That much is now certain. What remains somewhat unclear is the legislative agenda Senate Majority Leader Harry Reid (D-Nev.), Speaker Nancy Pelosi (D-Calif.) and the Obama administration will map out in 2009.
The Democrats and President-Elect Obama had no greater, more vocal or well-funded ally than organized labor. Foremost on organized labor’s legislative agenda is the so-called Employee Free Choice Act. This bill would take away a worker’s right to a federally supervised secret ballot election when deciding whether to join a union. It would replace the private ballot with a card check system that allows a union to organize a company by simply convincing a majority of workers to sign a card, inviting intimidation and coercion.
In addition to eliminating the secret ballot, this legislation includes language that would force binding arbitration on both the employer and the collective bargaining unit within 120 days of the cards being signed. The decision of this federal arbitration board would be binding for both parties for two years. This direct assault on free enterprise amounts to government intrusion into the operations of private sector businesses. Organized labor is pushing for the Employee Free Choice Act to be passed in the first 100 days of the 111th Congress, and there’s no doubt Obama would sign it.

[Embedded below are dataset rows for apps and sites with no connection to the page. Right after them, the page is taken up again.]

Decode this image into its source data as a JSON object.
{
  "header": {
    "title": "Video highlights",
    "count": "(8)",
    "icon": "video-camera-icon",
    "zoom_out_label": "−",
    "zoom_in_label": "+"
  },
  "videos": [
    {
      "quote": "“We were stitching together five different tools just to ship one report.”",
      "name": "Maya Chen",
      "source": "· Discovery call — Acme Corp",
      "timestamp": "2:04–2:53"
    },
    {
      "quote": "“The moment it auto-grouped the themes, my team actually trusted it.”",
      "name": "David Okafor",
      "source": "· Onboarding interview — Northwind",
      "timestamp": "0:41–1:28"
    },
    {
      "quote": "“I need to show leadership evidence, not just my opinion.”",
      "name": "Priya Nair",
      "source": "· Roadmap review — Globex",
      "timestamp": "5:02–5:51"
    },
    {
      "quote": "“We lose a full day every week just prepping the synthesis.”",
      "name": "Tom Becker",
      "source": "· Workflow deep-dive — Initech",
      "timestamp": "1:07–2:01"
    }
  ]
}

Another measure Congress may consider early in 2009 is the Ledbetter Fair Pay Act. Aimed at overturning the Supreme Court’s decision in last year’s employment discrimination case, Ledbetter v. Goodyear, this legislation effectively would eliminate the statute of limitations for all employment discrimination claims under federal law. The potential impact of this legislation is considerable and would likely result in countless claims being filed based on alleged discrimination claims that could have occurred decades ago, well after memories have faded, documents and witnesses have disappeared, and businesses have changed hands or ceased to exist.
Another bill that could be considered early next year is the Re-Empowerment of Skilled and Professional Employees and Construction and Tradeworkers (RESPECT) Act. Proponents of this bill claim it would clarify the definition of “supervisor.” But in fact, it would transform a supervisor from being a statutory agent of an employer to being a lead employee who would owe the employer no loyalty to carry out any management responsibilities, particularly in labor and employment relations matters. The RESPECT Act is a radical change to current law and would not be in the best interest of employees or employers. It ultimately would deprive employers in the construction industry of the longstanding right to undivided loyalty and support from their supervisors.

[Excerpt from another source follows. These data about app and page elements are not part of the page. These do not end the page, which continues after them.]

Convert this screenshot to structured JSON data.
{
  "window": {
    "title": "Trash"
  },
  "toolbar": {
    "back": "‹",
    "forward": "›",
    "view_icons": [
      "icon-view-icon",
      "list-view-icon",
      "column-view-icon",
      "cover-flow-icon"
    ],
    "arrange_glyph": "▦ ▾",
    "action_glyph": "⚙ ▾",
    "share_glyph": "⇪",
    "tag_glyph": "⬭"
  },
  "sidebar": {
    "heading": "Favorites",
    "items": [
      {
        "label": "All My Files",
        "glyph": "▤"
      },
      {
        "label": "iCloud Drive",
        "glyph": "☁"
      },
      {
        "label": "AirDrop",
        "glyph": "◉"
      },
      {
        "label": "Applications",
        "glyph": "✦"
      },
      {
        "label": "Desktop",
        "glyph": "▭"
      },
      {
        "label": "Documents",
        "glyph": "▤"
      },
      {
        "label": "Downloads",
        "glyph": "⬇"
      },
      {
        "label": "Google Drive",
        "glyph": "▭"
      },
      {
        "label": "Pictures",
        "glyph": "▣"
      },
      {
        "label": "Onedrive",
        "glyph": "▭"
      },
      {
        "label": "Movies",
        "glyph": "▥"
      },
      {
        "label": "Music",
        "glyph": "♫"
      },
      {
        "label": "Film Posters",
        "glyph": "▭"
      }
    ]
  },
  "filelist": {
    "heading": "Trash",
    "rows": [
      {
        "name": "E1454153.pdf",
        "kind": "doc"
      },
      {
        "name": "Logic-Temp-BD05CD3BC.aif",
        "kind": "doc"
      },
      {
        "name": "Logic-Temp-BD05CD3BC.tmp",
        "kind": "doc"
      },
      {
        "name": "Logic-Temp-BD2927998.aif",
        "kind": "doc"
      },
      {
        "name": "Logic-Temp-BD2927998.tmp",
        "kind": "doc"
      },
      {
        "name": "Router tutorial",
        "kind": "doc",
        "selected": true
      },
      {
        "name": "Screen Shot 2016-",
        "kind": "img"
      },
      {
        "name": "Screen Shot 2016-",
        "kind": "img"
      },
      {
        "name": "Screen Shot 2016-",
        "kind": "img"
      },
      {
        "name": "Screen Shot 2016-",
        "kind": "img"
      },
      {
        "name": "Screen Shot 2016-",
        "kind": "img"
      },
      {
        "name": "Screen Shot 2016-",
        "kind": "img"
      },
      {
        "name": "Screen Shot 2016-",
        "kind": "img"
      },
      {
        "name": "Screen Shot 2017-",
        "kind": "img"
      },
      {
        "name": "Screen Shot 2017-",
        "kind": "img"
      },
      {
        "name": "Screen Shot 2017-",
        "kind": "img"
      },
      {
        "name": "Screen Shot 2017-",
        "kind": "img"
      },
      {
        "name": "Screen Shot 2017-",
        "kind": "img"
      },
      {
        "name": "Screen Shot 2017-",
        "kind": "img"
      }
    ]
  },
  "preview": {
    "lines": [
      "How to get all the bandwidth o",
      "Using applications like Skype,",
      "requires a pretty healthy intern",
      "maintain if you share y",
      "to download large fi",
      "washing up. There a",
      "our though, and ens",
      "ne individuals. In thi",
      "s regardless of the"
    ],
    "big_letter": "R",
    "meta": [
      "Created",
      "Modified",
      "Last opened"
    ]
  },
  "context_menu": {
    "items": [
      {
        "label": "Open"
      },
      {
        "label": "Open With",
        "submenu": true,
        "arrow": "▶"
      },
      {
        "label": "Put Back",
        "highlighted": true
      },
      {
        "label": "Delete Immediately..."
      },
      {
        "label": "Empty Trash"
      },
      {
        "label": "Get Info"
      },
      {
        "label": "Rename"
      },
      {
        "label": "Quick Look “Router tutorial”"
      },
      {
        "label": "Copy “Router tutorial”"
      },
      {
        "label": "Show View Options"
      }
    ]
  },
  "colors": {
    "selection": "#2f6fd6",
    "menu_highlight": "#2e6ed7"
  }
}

Also on organized labor’s agenda is the Paycheck Fairness Act, which would allow unlimited punitive and compensatory damages for violations of the Equal Pay Act. Simply put, this bill would open the door for trial lawyers to file large, frivolous class action lawsuits against employers and make it more difficult for employers to justify legitimate differences in pay.

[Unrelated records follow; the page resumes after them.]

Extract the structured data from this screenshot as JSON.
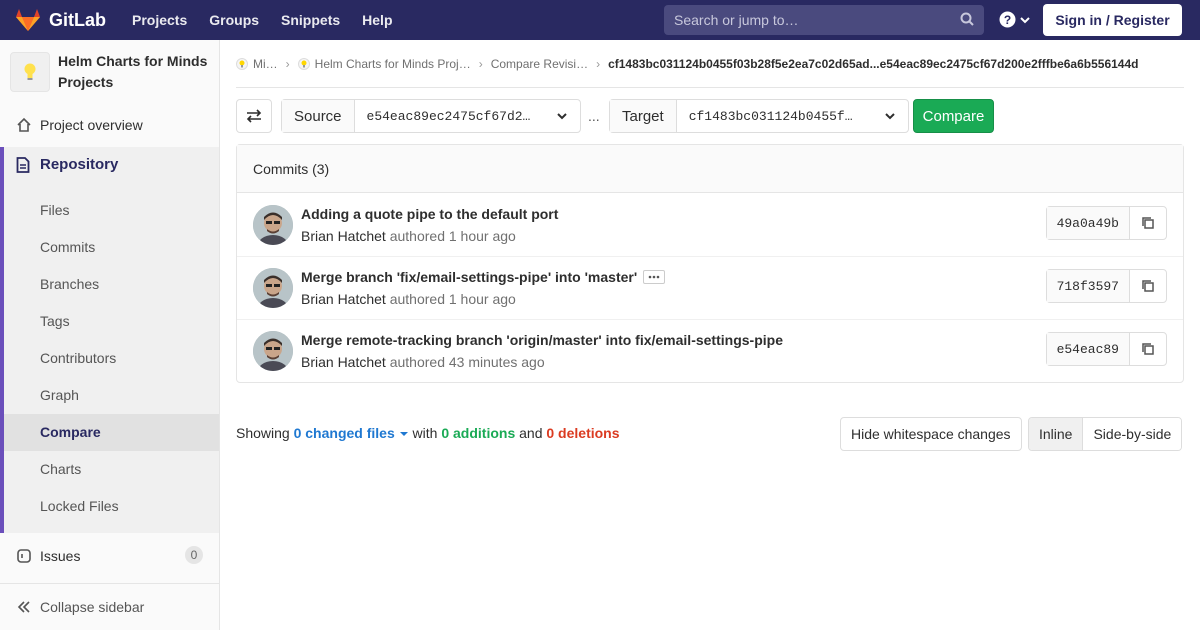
{
  "navbar": {
    "brand": "GitLab",
    "links": [
      "Projects",
      "Groups",
      "Snippets",
      "Help"
    ],
    "search_placeholder": "Search or jump to…",
    "signin_label": "Sign in / Register",
    "bg_color": "#292961"
  },
  "sidebar": {
    "project_name": "Helm Charts for Minds Projects",
    "overview": "Project overview",
    "repository": "Repository",
    "repo_items": [
      "Files",
      "Commits",
      "Branches",
      "Tags",
      "Contributors",
      "Graph",
      "Compare",
      "Charts",
      "Locked Files"
    ],
    "active_item": "Compare",
    "issues": "Issues",
    "issues_count": "0",
    "collapse": "Collapse sidebar"
  },
  "breadcrumbs": {
    "items": [
      "Mi…",
      "Helm Charts for Minds Proj…",
      "Compare Revisi…"
    ],
    "current": "cf1483bc031124b0455f03b28f5e2ea7c02d65ad...e54eac89ec2475cf67d200e2fffbe6a6b556144d"
  },
  "compare": {
    "source_label": "Source",
    "source_value": "e54eac89ec2475cf67d2…",
    "separator": "...",
    "target_label": "Target",
    "target_value": "cf1483bc031124b0455f…",
    "compare_label": "Compare"
  },
  "commits": {
    "header": "Commits (3)",
    "rows": [
      {
        "title": "Adding a quote pipe to the default port",
        "author": "Brian Hatchet",
        "time": "authored 1 hour ago",
        "sha": "49a0a49b",
        "has_ellipsis": false
      },
      {
        "title": "Merge branch 'fix/email-settings-pipe' into 'master'",
        "author": "Brian Hatchet",
        "time": "authored 1 hour ago",
        "sha": "718f3597",
        "has_ellipsis": true
      },
      {
        "title": "Merge remote-tracking branch 'origin/master' into fix/email-settings-pipe",
        "author": "Brian Hatchet",
        "time": "authored 43 minutes ago",
        "sha": "e54eac89",
        "has_ellipsis": false
      }
    ]
  },
  "diff": {
    "showing": "Showing",
    "changed_files": "0 changed files",
    "with": "with",
    "additions": "0 additions",
    "and": "and",
    "deletions": "0 deletions",
    "whitespace_btn": "Hide whitespace changes",
    "inline_btn": "Inline",
    "side_btn": "Side-by-side"
  }
}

If passed, these pieces of legislation would represent a fundamental change in the way the construction industry, and most every other industry, operates. In an economy in turmoil, pursuing such an aggressive and sweeping agenda is ambitious, bold and potentially disastrous.